New research shows as many as 4 million “long haulers” have left the workforce, said Katie Bach, nonresident senior fellow at the Brookings Institution. Her upcoming report examines the policy implications of long COVID on the workforce.
Many others have reduced hours or changed fields entirely due to a lingering group of symptoms including fatigue, brain fog, pain, shortness of breath, nausea and heart and lung damage.
“It’s like front page news when we see like a 0.5 percentage point drop in labor force participation, and I’m talking about something that’s a lot higher than that,” Bach said, estimating the lost wages approach $200 billion a year. “Every company needs to be cognizant of this.”
If managers want to get these workers back, they need to be more flexible about where, how and when employees work, said Linda Batiste of the Job Accommodation Network (JAN), a free resource on disability-related employment issues.
“Employers are sometimes concerned that making accommodations is going to be costly … (or) that providing accommodations will negatively affect coworker morale,” Batiste wrote to NewsNation in an email.
Yet an annual JAN survey of thousands of employers has shown the benefit of making accommodations outweighs the cost — usually under $500.
Two months after making a workplace accommodation, 90% of employers reported retaining the employee, 68% reported workers were more productive and 57% of reported staff took fewer days off, according to the 2021 survey.
‘The walking wounded‘
Kayla Hake ran out of breath while she walked up the steps talking on the phone. A few minutes prior she’d caught her 2-year-old daughter tripping down the last few steps — but her pulse wasn’t slowing.

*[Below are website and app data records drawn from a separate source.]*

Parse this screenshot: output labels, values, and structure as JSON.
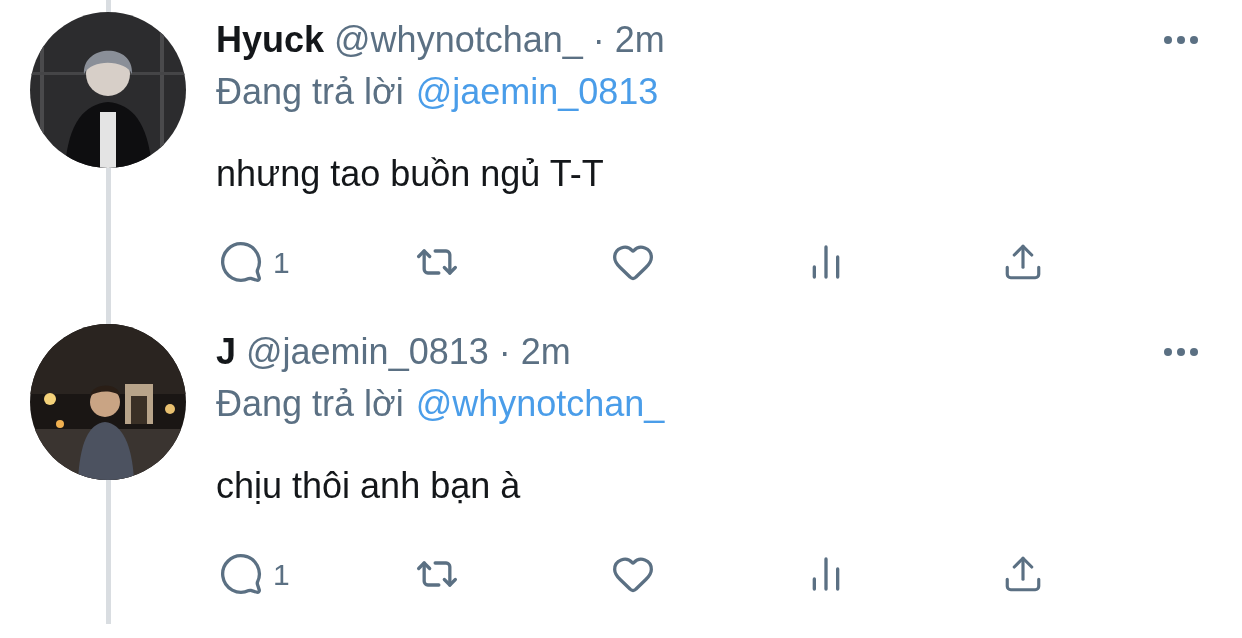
{
  "tweets": [
    {
      "name": "Hyuck",
      "handle": "@whynotchan_",
      "separator": "·",
      "time": "2m",
      "reply_prefix": "Đang trả lời",
      "reply_to": "@jaemin_0813",
      "text": "nhưng tao buồn ngủ T-T",
      "reply_count": "1"
    },
    {
      "name": "J",
      "handle": "@jaemin_0813",
      "separator": "·",
      "time": "2m",
      "reply_prefix": "Đang trả lời",
      "reply_to": "@whynotchan_",
      "text": "chịu thôi anh bạn à",
      "reply_count": "1"
    }
  ]
}
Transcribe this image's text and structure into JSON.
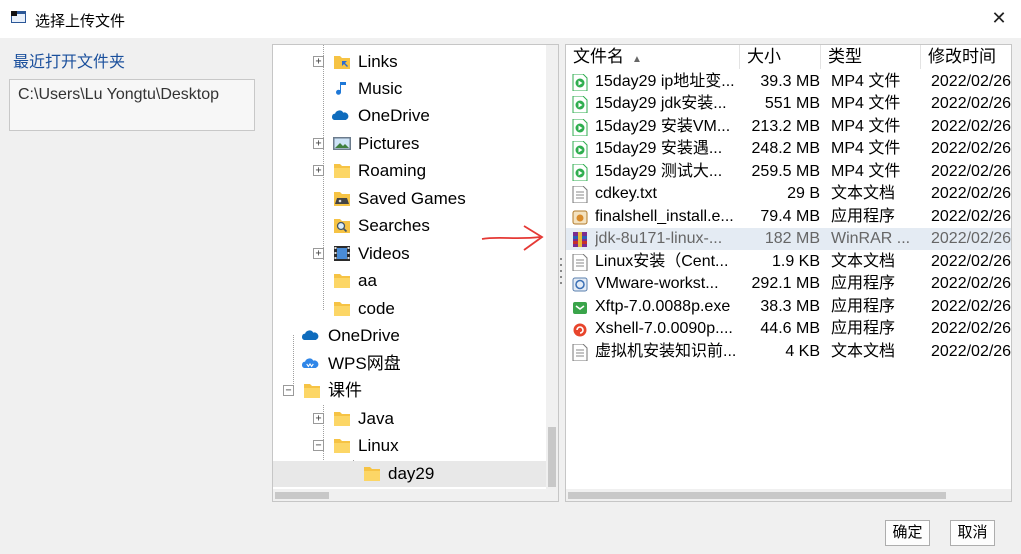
{
  "window": {
    "title": "选择上传文件",
    "close_glyph": "✕"
  },
  "recent": {
    "label": "最近打开文件夹",
    "path": "C:\\Users\\Lu Yongtu\\Desktop"
  },
  "tree": {
    "items": [
      {
        "label": "Links",
        "icon": "links-folder-icon"
      },
      {
        "label": "Music",
        "icon": "music-icon"
      },
      {
        "label": "OneDrive",
        "icon": "onedrive-icon"
      },
      {
        "label": "Pictures",
        "icon": "pictures-icon"
      },
      {
        "label": "Roaming",
        "icon": "folder-icon"
      },
      {
        "label": "Saved Games",
        "icon": "saved-games-icon"
      },
      {
        "label": "Searches",
        "icon": "searches-icon"
      },
      {
        "label": "Videos",
        "icon": "videos-icon"
      },
      {
        "label": "aa",
        "icon": "folder-icon"
      },
      {
        "label": "code",
        "icon": "folder-icon"
      },
      {
        "label": "OneDrive",
        "icon": "onedrive-icon"
      },
      {
        "label": "WPS网盘",
        "icon": "wps-cloud-icon"
      },
      {
        "label": "课件",
        "icon": "folder-icon"
      },
      {
        "label": "Java",
        "icon": "folder-icon"
      },
      {
        "label": "Linux",
        "icon": "folder-icon"
      },
      {
        "label": "day29",
        "icon": "folder-icon",
        "selected": true
      }
    ],
    "expand_plus": "+",
    "expand_minus": "−"
  },
  "files": {
    "columns": {
      "name": "文件名",
      "size": "大小",
      "type": "类型",
      "modified": "修改时间"
    },
    "sort_indicator": "▲",
    "rows": [
      {
        "name": "15day29 ip地址变...",
        "size": "39.3 MB",
        "type": "MP4 文件",
        "modified": "2022/02/26",
        "icon": "mp4-file-icon"
      },
      {
        "name": "15day29 jdk安装...",
        "size": "551 MB",
        "type": "MP4 文件",
        "modified": "2022/02/26",
        "icon": "mp4-file-icon"
      },
      {
        "name": "15day29 安装VM...",
        "size": "213.2 MB",
        "type": "MP4 文件",
        "modified": "2022/02/26",
        "icon": "mp4-file-icon"
      },
      {
        "name": "15day29 安装遇...",
        "size": "248.2 MB",
        "type": "MP4 文件",
        "modified": "2022/02/26",
        "icon": "mp4-file-icon"
      },
      {
        "name": "15day29 测试大...",
        "size": "259.5 MB",
        "type": "MP4 文件",
        "modified": "2022/02/26",
        "icon": "mp4-file-icon"
      },
      {
        "name": "cdkey.txt",
        "size": "29 B",
        "type": "文本文档",
        "modified": "2022/02/26",
        "icon": "text-file-icon"
      },
      {
        "name": "finalshell_install.e...",
        "size": "79.4 MB",
        "type": "应用程序",
        "modified": "2022/02/26",
        "icon": "installer-icon"
      },
      {
        "name": "jdk-8u171-linux-...",
        "size": "182 MB",
        "type": "WinRAR ...",
        "modified": "2022/02/26",
        "icon": "winrar-icon",
        "selected": true
      },
      {
        "name": "Linux安装（Cent...",
        "size": "1.9 KB",
        "type": "文本文档",
        "modified": "2022/02/26",
        "icon": "text-file-icon"
      },
      {
        "name": "VMware-workst...",
        "size": "292.1 MB",
        "type": "应用程序",
        "modified": "2022/02/26",
        "icon": "vmware-icon"
      },
      {
        "name": "Xftp-7.0.0088p.exe",
        "size": "38.3 MB",
        "type": "应用程序",
        "modified": "2022/02/26",
        "icon": "xftp-icon"
      },
      {
        "name": "Xshell-7.0.0090p....",
        "size": "44.6 MB",
        "type": "应用程序",
        "modified": "2022/02/26",
        "icon": "xshell-icon"
      },
      {
        "name": "虚拟机安装知识前...",
        "size": "4 KB",
        "type": "文本文档",
        "modified": "2022/02/26",
        "icon": "text-file-icon"
      }
    ]
  },
  "buttons": {
    "ok": "确定",
    "cancel": "取消"
  },
  "colors": {
    "accent_link": "#1a4f9c",
    "selection": "#e4ebf3",
    "annotation_arrow": "#e53935",
    "folder": "#f6c344",
    "mp4": "#2fae4f"
  }
}
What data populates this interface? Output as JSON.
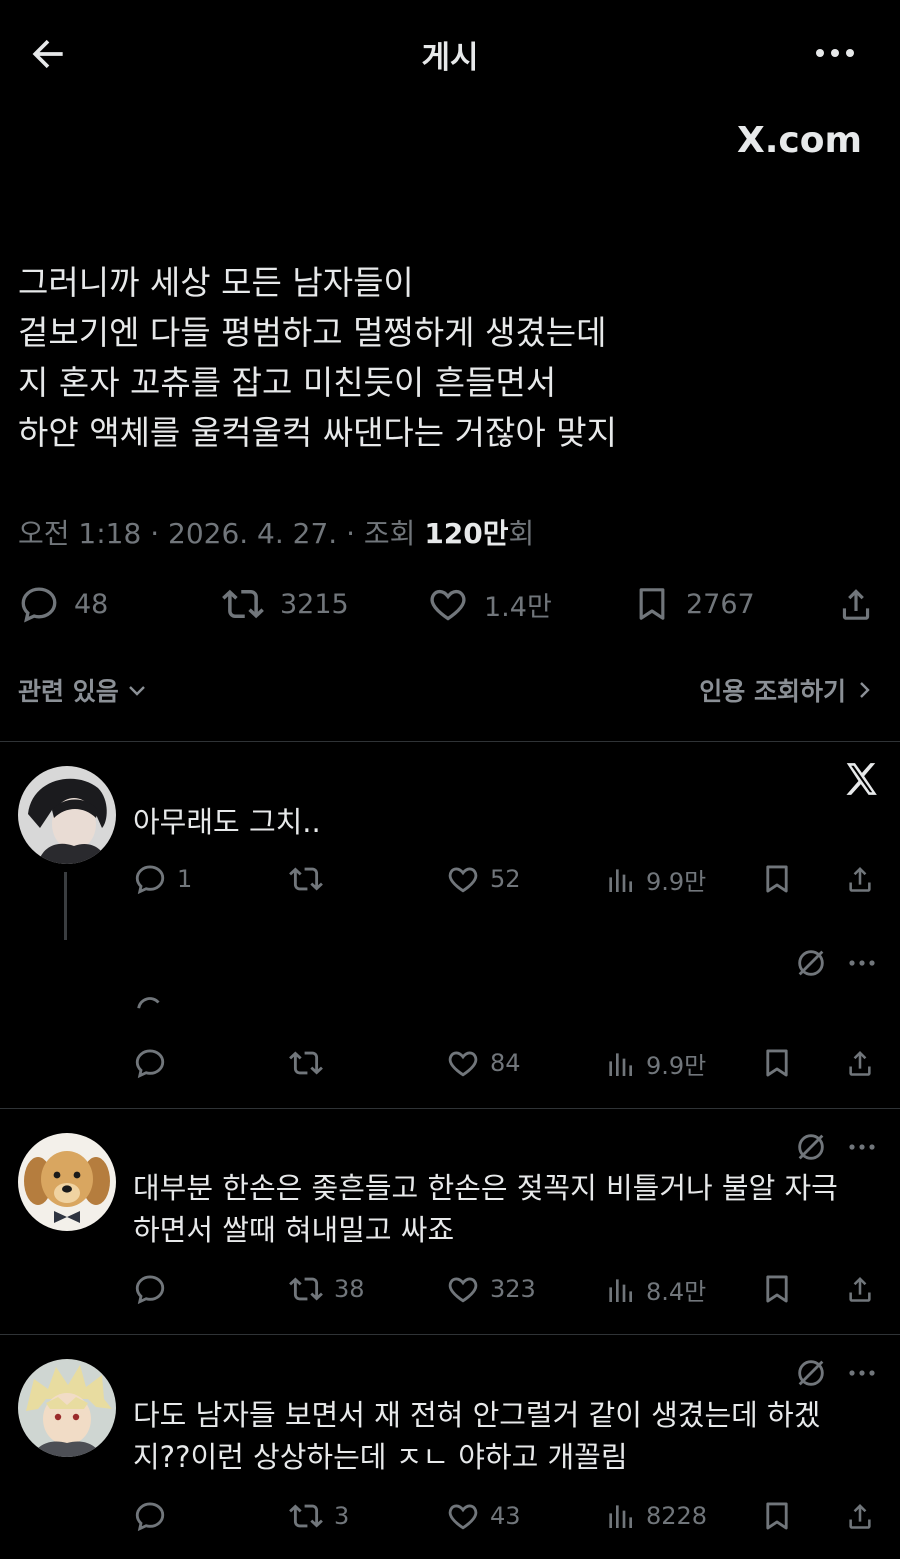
{
  "header": {
    "title": "게시"
  },
  "watermark": "X.com",
  "post": {
    "body_lines": [
      "그러니까 세상 모든 남자들이",
      "겉보기엔 다들 평범하고 멀쩡하게 생겼는데",
      "지 혼자 꼬츄를 잡고 미친듯이 흔들면서",
      "하얀 액체를 울컥울컥 싸댄다는 거잖아 맞지"
    ],
    "meta_prefix": "오전 1:18 · 2026. 4. 27. · 조회 ",
    "views": "120만",
    "views_suffix": "회",
    "actions": {
      "replies": "48",
      "reposts": "3215",
      "likes": "1.4만",
      "bookmarks": "2767"
    },
    "related_label": "관련 있음",
    "quotes_label": "인용 조회하기"
  },
  "replies": [
    {
      "text_lines": [
        "아무래도 그치.."
      ],
      "replies": "1",
      "reposts": "",
      "likes": "52",
      "views": "9.9만"
    },
    {
      "text_lines": [],
      "replies": "",
      "reposts": "",
      "likes": "84",
      "views": "9.9만"
    },
    {
      "text_lines": [
        "대부분 한손은 좆흔들고 한손은 젖꼭지 비틀거나 불알 자극",
        "하면서 쌀때 혀내밀고 싸죠"
      ],
      "replies": "",
      "reposts": "38",
      "likes": "323",
      "views": "8.4만"
    },
    {
      "text_lines": [
        "다도 남자들 보면서 재 전혀 안그럴거 같이 생겼는데 하겠",
        "지??이런 상상하는데 ㅈㄴ 야하고 개꼴림"
      ],
      "replies": "",
      "reposts": "3",
      "likes": "43",
      "views": "8228"
    }
  ],
  "colors": {
    "background": "#000000",
    "text": "#e7e9ea",
    "muted": "#71767b",
    "divider": "#2f3336"
  }
}
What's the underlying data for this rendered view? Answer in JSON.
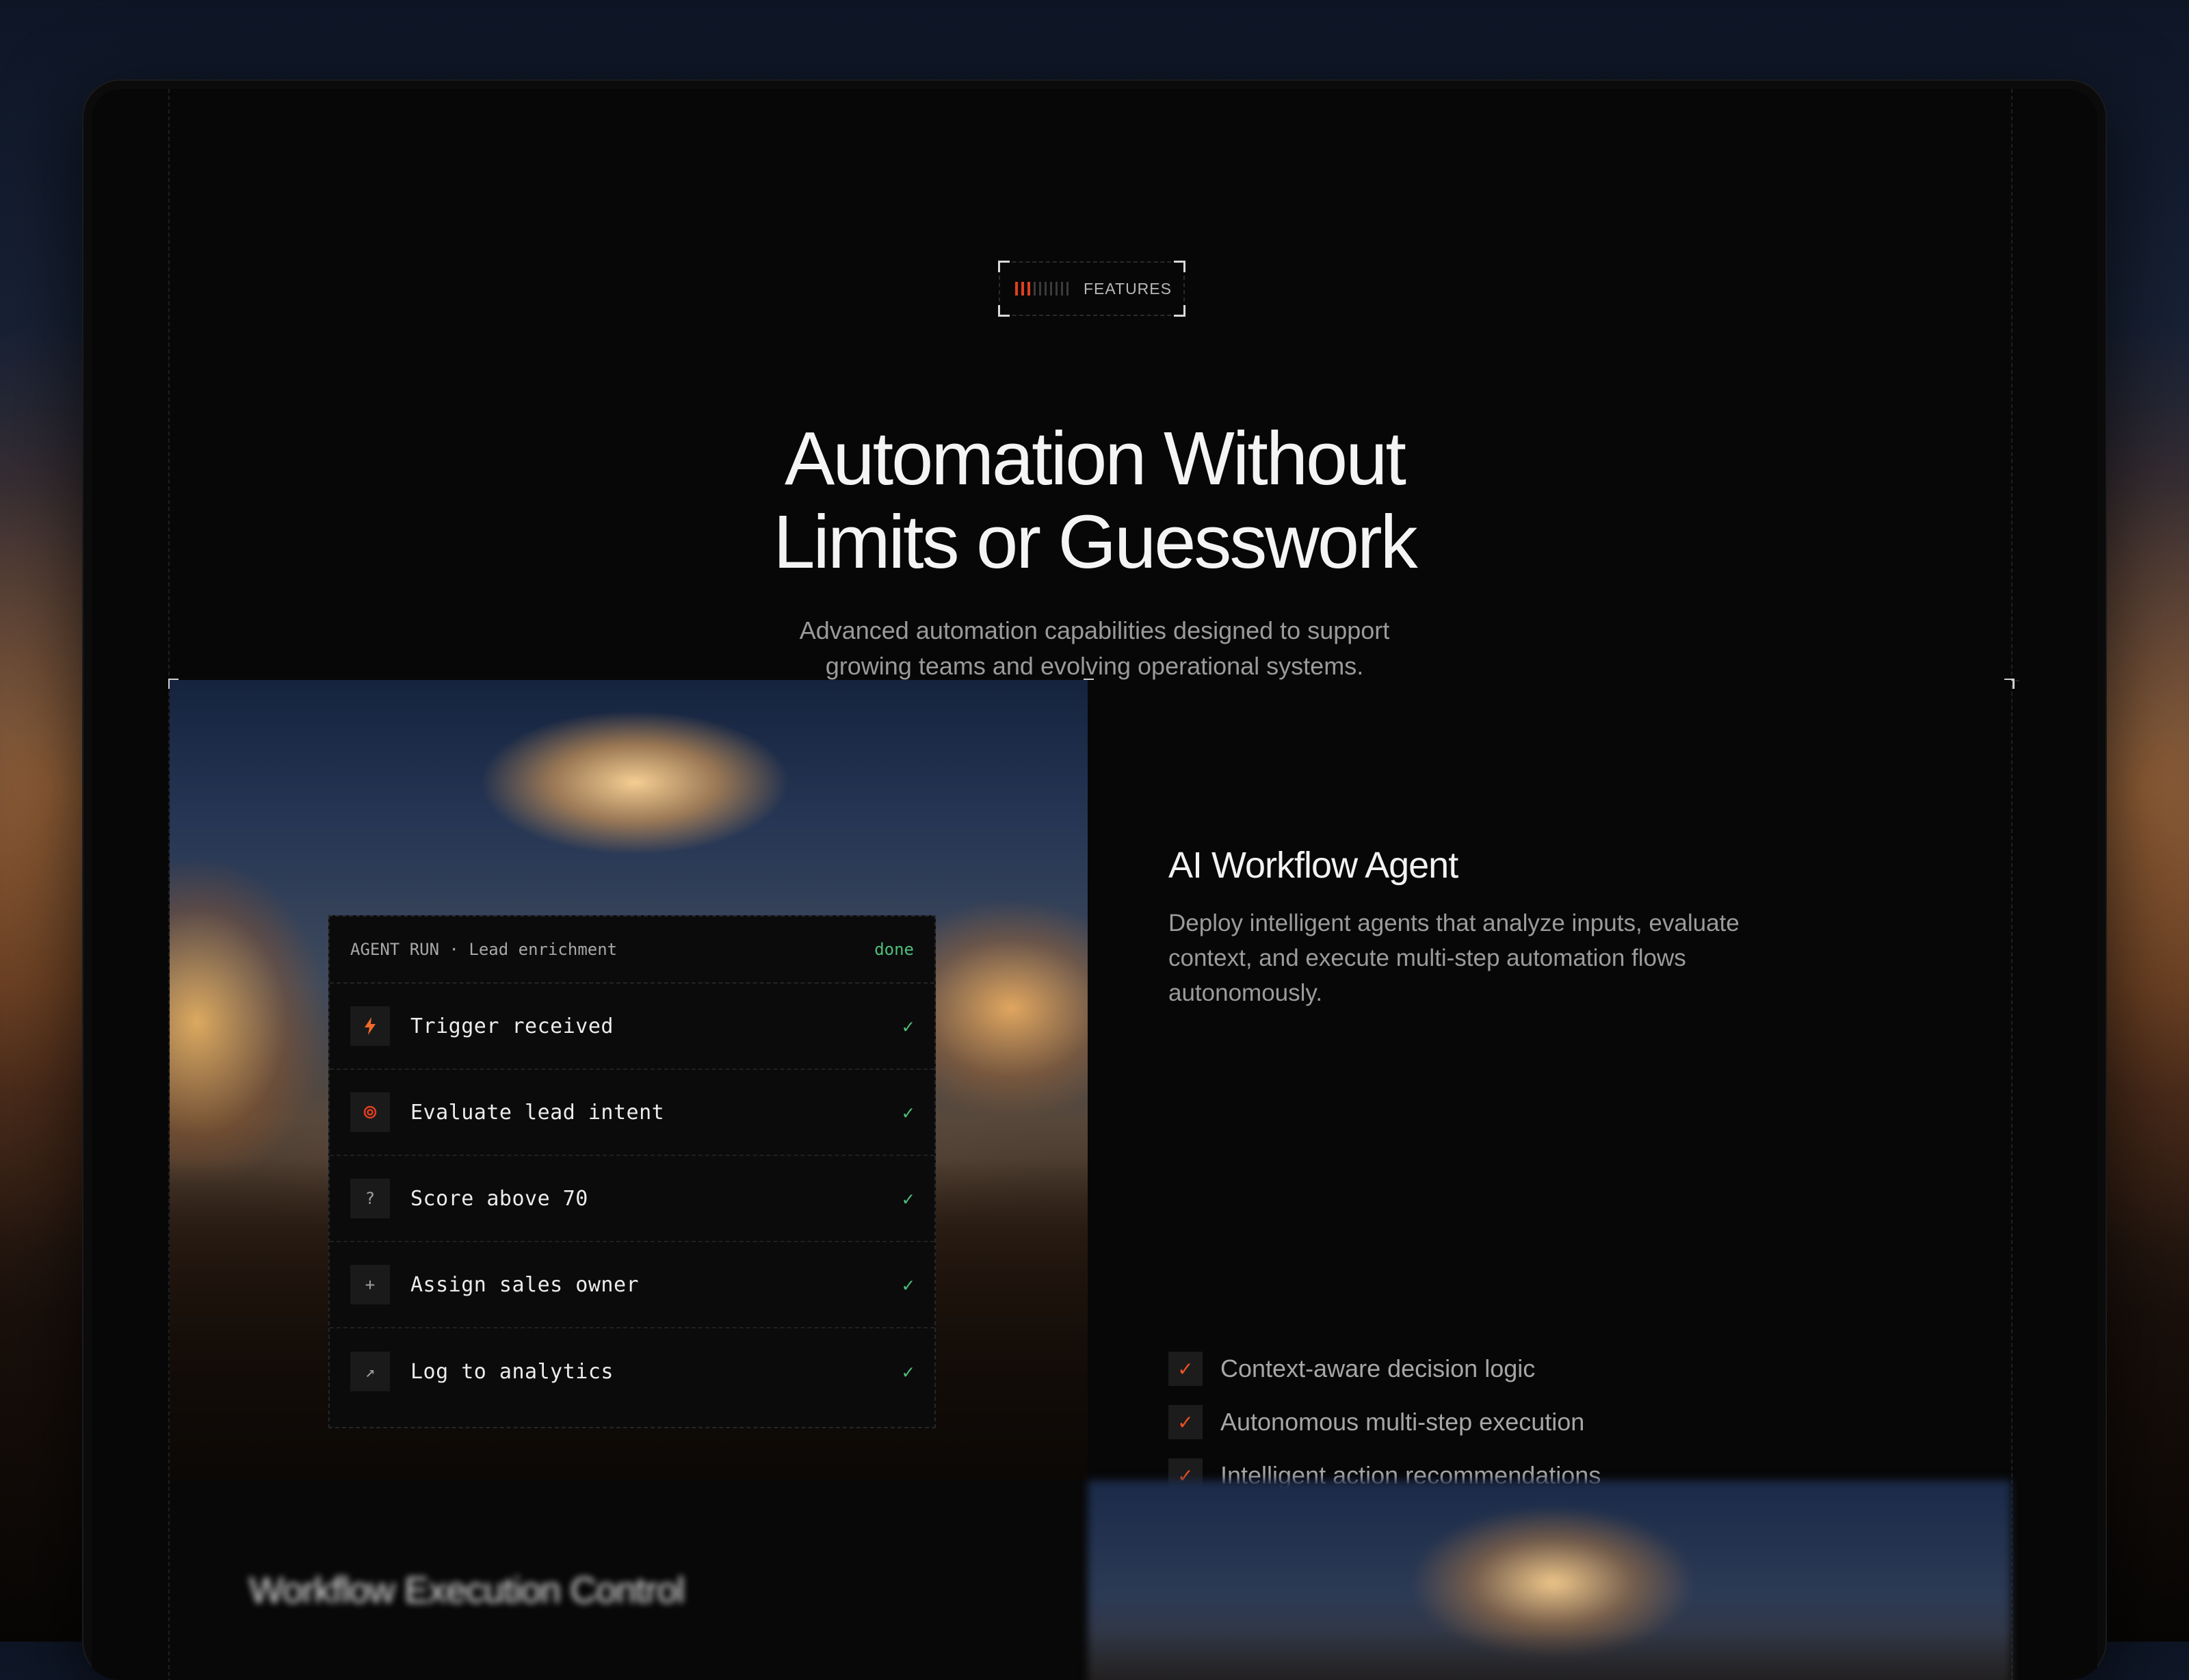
{
  "badge": {
    "label": "FEATURES"
  },
  "header": {
    "title_line1": "Automation Without",
    "title_line2": "Limits or Guesswork",
    "subtitle_line1": "Advanced automation capabilities designed to support",
    "subtitle_line2": "growing teams and evolving operational systems."
  },
  "agent_run": {
    "heading": "AGENT RUN · Lead enrichment",
    "status": "done",
    "steps": [
      {
        "label": "Trigger received",
        "icon": "bolt-icon",
        "check": "✓"
      },
      {
        "label": "Evaluate lead intent",
        "icon": "target-icon",
        "check": "✓"
      },
      {
        "label": "Score above 70",
        "icon": "question-icon",
        "check": "✓"
      },
      {
        "label": "Assign sales owner",
        "icon": "plus-icon",
        "check": "✓"
      },
      {
        "label": "Log to analytics",
        "icon": "arrow-up-right-icon",
        "check": "✓"
      }
    ]
  },
  "feature": {
    "title": "AI Workflow Agent",
    "description": "Deploy intelligent agents that analyze inputs, evaluate context, and execute multi-step automation flows autonomously.",
    "bullets": [
      "Context-aware decision logic",
      "Autonomous multi-step execution",
      "Intelligent action recommendations"
    ]
  },
  "next_feature": {
    "title": "Workflow Execution Control"
  },
  "colors": {
    "accent": "#e0401e",
    "success": "#4fbf7a",
    "background": "#070707"
  }
}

“My heart rate is still at 137 right now. I mean, just doing that,” the former hospice worker said. “I’ve gotten to the point where I’ve kind of had to accept it — that I’m not going to be able to go back to work and do what I was doing previously.”
Hake faced two bouts of COVID-19 that worsened her heart condition. She says she’s now driving for DoorDash because she can make more money and needs flexible hours.
Employers need to be malleable where they can, said Dr. Jacob Teitelbaum, who specializes in treating Chronic Fatigue Syndrome and Fibromyalgia.
Post-COVID fatigue is due to an “energy crisis” he explained, made worse by overexertion and stress. But often there aren’t physical signs of illness, which may make it harder for managers to understand.
“The walking wounded are coming into work, and they’re doing the best they can,” Teitelbaum said, adding that long COVID affects more women than men.
finding the right accommodations
Other accommodations can include more ergonomic chairs or desks, handicap access, making a workplace quieter or less bright, and time off for medical appointments.
“Long Covid Podcast” host Jackie Baxter said the best accommodation she heard of was an office that created a nap space in an unused office.
“We’ll talk about pacing — you can only do so many things in a day, and if you go over that, then it’s not going to be good,” Baxter said. “If you have to do three tasks, for example, rather than doing boom, boom, boom, you do one task, rest, one task, rest.”
Ultimately, it’s about working with the employee — and helping them understand they have rights under the American Disability Act, Batiste said.
Employers should keep in mind that these accommodations may not be permanent, Baxter added. Some research indicates extra rest in the first few months of long COVID may reduce the likelihood of it becoming a long-term disability.
“How can the HR people help? They can offer that, ‘I know that you’re really sick and I will help you as best I can,’” Teitelbaum said. “If you’re looking for employee loyalty in a day where it’s hard to find … if you are there for them, they’re going to be inclined, more likely, to stick around for you.”
Bach said as long as employers view accommodations as a preference — and not an accommodation — companies will continue to struggle to hire enough people. And because the implications for the larger economy are stark, she says the government needs to expedite disability benefit applications as well.
“If there’s any hope that it will help them recover and get them back to work, that’s an obvious investment for the government to make,” Bach said. “Frankly, if we’re talking about a $200 billion cost in lost wages alone, there aren’t many interventions that wouldn’t be worth it.”